In the months leading up to the TRBAM, several colleagues volunteered their feelings and thoughts on the meeting, including what I should expect and prepare for. I was met with encouraging commentary about the number of opportunities presented by the TRBAM, including the limitless networking and relationship building possibilities, as well as the coverage of seemingly every transportation topic imaginable. They also prepared me for the potential feelings of information overload and the extensively long days. Needless to say, I made sure to rest up prior to the trip and pack an inexhaustible supply of snacks to be ready to remain on my feet for 8+ hours each day. As I reflect, I have some key takeaways.
I arrived at TRB on Sunday to help set up EBP’s exhibition booth and spent the remainder of the day engaging with exhibit attendees from all over the world, originating from academic institutions, private companies, non-profits, federal agencies, and state DOTs. The strange social experiment of “booth”, or the act of “boothing,” as it was internally referred to as, elicited a variety of results, from 3-distinct groups of exhibit attendees: 1) People who were on a mission for SWAG; 2) People who just wanted to chat with other people; and 3) People who were interested in learning more about the services we offered. By the end of the first day, I was able to characterize which group a given person fell into quickly and adjust my approach accordingly. Regardless of the motivation of the booth attendees, after 2-3 years of limited social interaction resulting from the COVID-19 pandemic, it was hugely rewarding to connect with hundreds of passionate transportation professionals in-person.

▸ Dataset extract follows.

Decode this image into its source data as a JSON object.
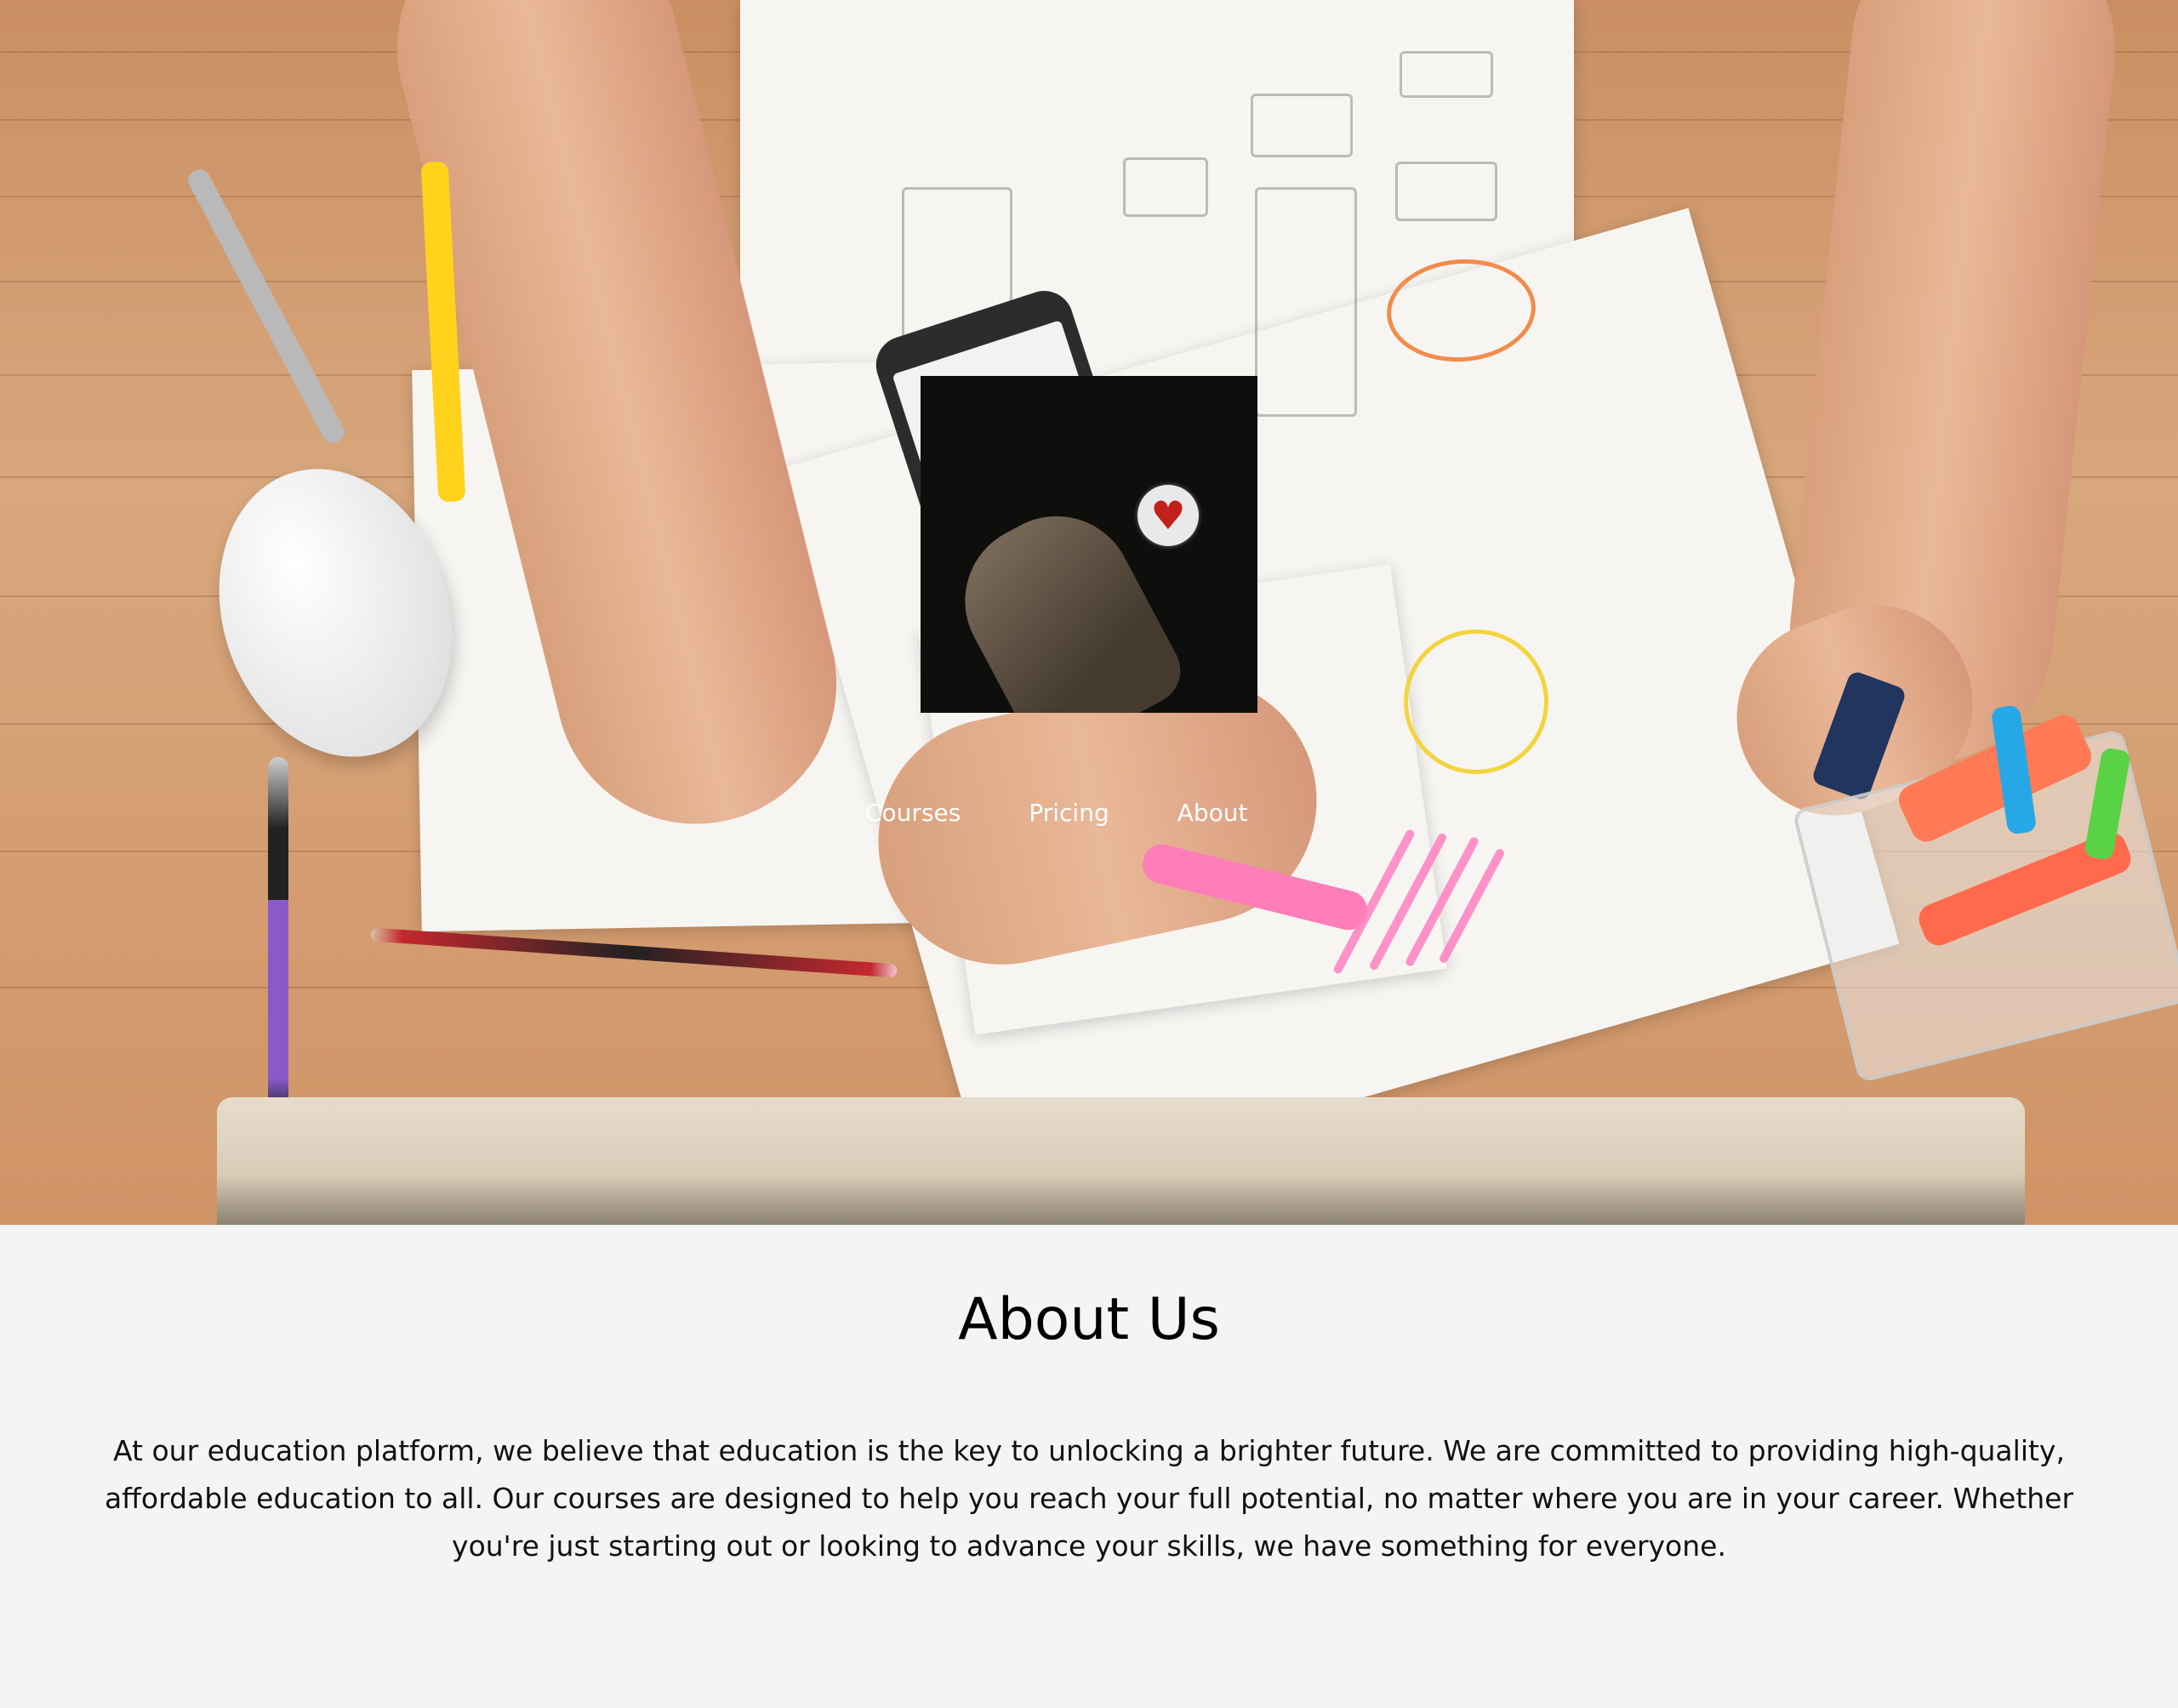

As I learned from my colleagues, the 2021 TRBAM was held virtually due to the ongoing COVID-19 pandemic, and the 2022 TRBAM was held in person in a relatively smaller format. As such, the 2023 TRBAM represented the first full-fledged meeting held since Jan 2020, with many conference goers returning for the first-time post-pandemic, in addition to a brand-new cohort of shiny, first-time attendees. When asked, the tenured conference attendees proudly reported the number of TRBAMs they had attended, with a select few offering up more years of attendance than I had years of life. Despite the vast differences in attendee ages, experiences, backgrounds, and areas of expertise, all attendees were united in an interest in (and for many, a love for) transportation. I discovered the more experienced attendees were more than happy to engage with a first timer, sharing tips, advice, and insight on the TRBAM, professional development, and all things transportation.
LECTERN AND POSTER SESSIONS
In addition to my boothing responsibilities, I had the opportunity on Monday to attend a lectern session on advancing equity by improving walking and biking networks and on Tuesday to attend the TRB Minority Student Fellows poster session. Both sessions I attended provided new insights and perspectives on methods of analysis to derive solutions to problems related to transportation inaccessibility and inequity. As professional interests of mine, I found myself engaging with numerous transportation students and professionals, bonding over analytical quandaries and data inadequacies, and sharing and receiving tips on new ways to consider common transportation challenges. These discussions provided insights on multimodal analysis methodologies that I hadn’t encountered and could consider incorporating into my own analytical work at EBP, such as combining bike and pedestrian level of stress analysis with proximity and accessibility to places of work.
THE NATION’S CAPITAL
On Monday, I managed to sneak a morning walk in prior to the start of my boothing responsibilities, and briskly power walked from the conference hotel towards the national mall. Despite the near-freezing temperatures, the magnitude of the national monuments highlighted the importance and gravity of holding the TRBAM conference in the nation’s capital, providing an unsolicited commentary on how transportation research, policy, and planning invariably affects and connects us all. This theme held true for my remaining time at TRB.
By the time Tuesday evening rolled around and it was time for me to depart, I left TRB with a number of new LinkedIn contacts, several new business cards, and a handful of new insights to mull over. Yes, TRB was information overload, and yes, I was exhausted, but I also left TRB feeling excited about the sessions I’d attended and new contacts I’d developed and energized about the state of transportation policy and planning practice.
The spotlight theme for the 2023 meeting was “Rejuvenation Out of Disruption: Envisioning a Transportation System for a Dynamic Future,” which encapsulated topics ranging from the recovery of transportation agencies post-pandemic to emerging, automated vehicle technology intended to bridge existing transportation network gaps and enhance vehicle safety. These topics hold promise for an exciting and innovative year in the world of transportation, for which the annual meeting only provided a glimpse.
It now made sense to me why TRB had so many tenured conference attendees and why so many students and professionals returned year-after-year. After my first TRB trip, I can definitively say I enjoyed the experience, and I hope I’ll have the opportunity to return in the future.